For those who aren’t familiar with Vim I urge you to get at least familiar with
it. It’s capabilities at the command line are awesome when working on a remote
box. This week I stumbled upon a couple new tricks you can do in command mode (
the mode you enter after pressing
% is short for the current file you are working with. At first this may
not seem all to great; however, it has many applications. For instance, if you
are playing around with a ruby script and want to run it strait from vim all you
need to type in command mode:
I also learned you can select a range of items and run a command off of them. Pretend you have a file with the following race results that needed to be sorted by time.
If this where a long list you may want to write a quick script; however, vim’s
command mode has your back. Using the GNU
sort command you can make quick
work of this list without ever having to leave vim!
This will take every line, starting at line 3 until the end of the file, and
send it to the sort command. Whatever sort comes back with will replace this
selection. Most of the magic is really in sort. In this example
-t , says to
split fields by a comma,
-k 2 means we want to sort by the second field, and
-h option is “human numeric sort”. Give this a try on vim yourself and
you should get the following result.

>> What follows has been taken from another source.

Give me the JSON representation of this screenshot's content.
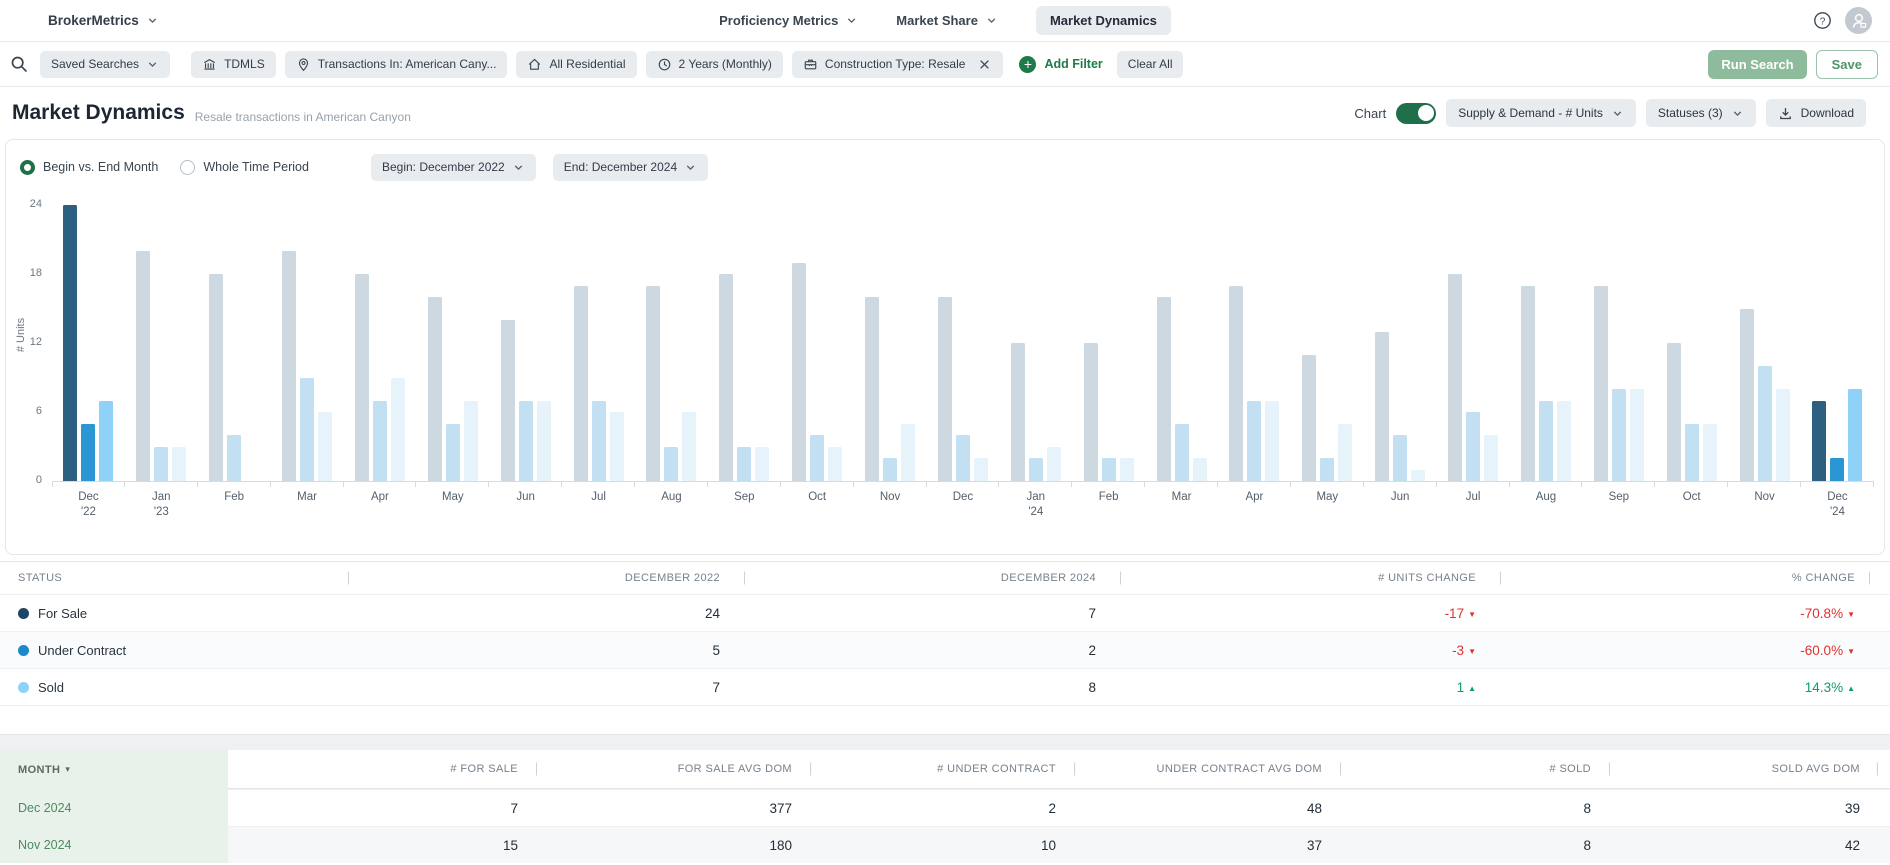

There’s so many options that start cropping up once you start to open this area of vim. I’ve been using it for two years now and it feels like there’s always more tricks to learn! I may create a new section to my blog and put down all the tricks that I collect.